During the Chera Dynasty:
The history of the district in the Paleolithic age is obscure. It is presumed that the coastal taluks of Cherthala, Ambalapuzha and Karthikapally might have been under water and these areas were formed by the accumulation of silt and sand, later than the other parts of the district. Kuttanadu, one of the taluks of the present Alappuzha district was well known even from the early periods of the Sangam age. The early Cheras had their home in Kuttanadu and they were called ' Kuttuvans ', named after this place. Christianity had a strong foothold in the area even from the Ist century A.D. The church located at Kokkomangalam or Kokkothamangalam in Cherthala is one of the seven churches founded by St. Thomas, one of the twelve disciples of Jesus Christ. During 9th to 12th century A.D, the district flourished in the field of religion and culture under the second Chera empire.
During the 16th century small principalities like Kayamkulam (presently Karthikappally and Mavelikkara taluks), Purakkad which was often called Ambalappuzha or Chempakasseri (present Ambalappuzha and part of Kuttanadu taluk) Karappuram comprising two principalities called Moothedath and Iledath (present Cherthala taluk) emerged into power.
Arrival of Europeans:
In the same period, the Portuguese came into prominence in the political scene of this district and they built several churches of which churches located at Purakkad and Arthungal are well known.
Birth of Modern Alappuzha:
In the 17th century the Portuguese power declined and the Dutch had a predominant position in the principalities of this district. As a result of several treaties signed between the Dutch and the kings of Purakkad, Kayamkulam and Karappuram, the Dutch built factories and warehouses in various places of the district for storing pepper, ginger,etc.

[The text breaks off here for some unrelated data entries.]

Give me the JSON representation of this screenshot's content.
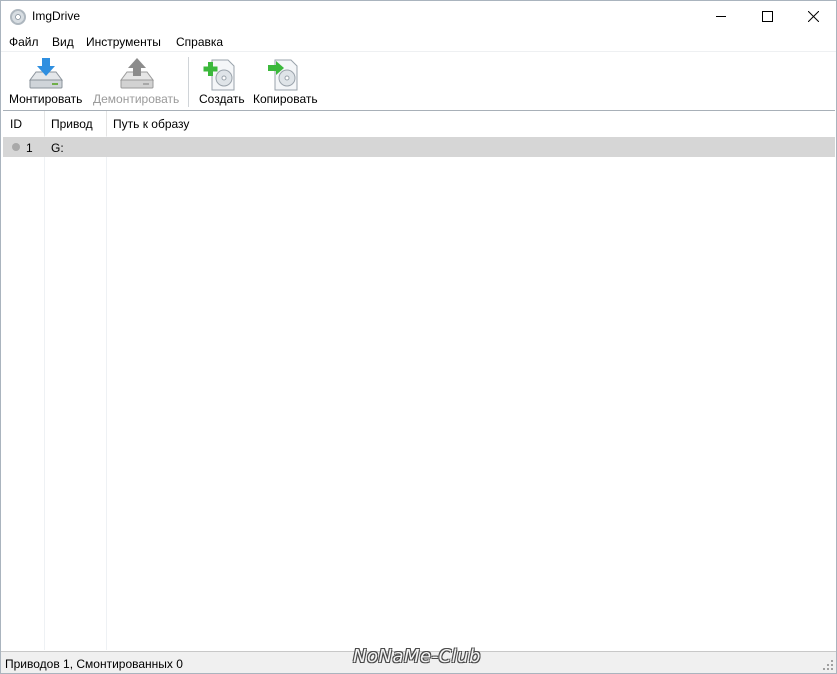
{
  "window": {
    "title": "ImgDrive"
  },
  "menu": {
    "items": [
      "Файл",
      "Вид",
      "Инструменты",
      "Справка"
    ]
  },
  "toolbar": {
    "mount_label": "Монтировать",
    "unmount_label": "Демонтировать",
    "create_label": "Создать",
    "copy_label": "Копировать"
  },
  "list": {
    "columns": [
      "ID",
      "Привод",
      "Путь к образу"
    ],
    "rows": [
      {
        "id": "1",
        "drive": "G:",
        "path": ""
      }
    ]
  },
  "status": {
    "text": "Приводов 1, Смонтированных 0"
  },
  "watermark": {
    "text": "NoNaMe-Club"
  },
  "colors": {
    "selected_row": "#d6d6d6",
    "accent_blue": "#2f8fe0",
    "accent_green": "#3cb83c",
    "disabled_text": "#9a9a9a"
  }
}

In course of time they interfered in the political and cultural affairs of the district. It was at that time Maharaja Marthandavarma, the 'Master of Modern Travancore' interfered on the political affairs of those principalities.
The annexation of the kingdoms of Kayamkulam, Ambalappuzha, Thekkumkur, Vadakkumkur and Karappuram to Travancore gave the Dutch a set back from the political scene of the district. Marthandavarma Maharaja had a remarkable role in the internal progress of the district. He gave special attention to the development of Mavelikkara as an administrative as well as a commercial centre.The Krishnapuram palace, which is now a protected monument of the State Archaeology Department was constructed during that period.
Contribution by Raja Kesavadasan:-
When the town was founded by Raja Kesavadasan, the Diwan of Travancore in 1762, there was just one canal through the strip of sand between the backwaters and the sea. This soon grew into a bustling waterway, with shops, factories and commercial establishments springing up on either banks of the canal. This attracted merchants from other parts of the country.
Growth of Alappuzha:-
By the mid 19th century the sea receded a mile offering more land along the sandstrip. Trading vessels soon began to call on Alappuzha. In 1859 the first organised coir factory was started here and began producing matting from coir yarn on a loom developed by an English Sea Captain. Soon other British owned weaving establishments followed .Meanwhile in 1816 the Church Missionary Society set up its local Headquarters in Alappuzha and three years later the first Anglican church was built. In 1851 Jalap had the honour of housing the first post office in the erstwhile Travancore State.
This district had a prominent role in the freedom struggle of the country. The campaign for the eradication of untouchability was organized much earlier in this district by T.K. Madhavan, a fearless journalist and in 1925 many of the temples, especially the Ambalappuzha Sree Krishna Swami temple were thrown open to the Hindus of all castes. The district also witnessed the ‘Nivarthana’ movement which was started as a protest against the constitutional repression of 1932. the first political strike in Kerala was held at Alappuzha in 1938.
The historic struggles of Punnapra and Vayalar in 1946 stiffened the attitude of the people against Sir C.P.Ramaswamy Iyer, Diwan of Travancore, which ultimately led to his exit from the political scene of Travancore. After India became independent, a popular Ministry was formed in Travancore on 24th March, 1948 and on Ist July 1949 Travancore and Cochin states were integrated and this position continued till the formation of Kerala State on Ist November 1956 as per the States Reorganization Act 1956. The district came into existence as a separate administrative unit on Ist August 1957.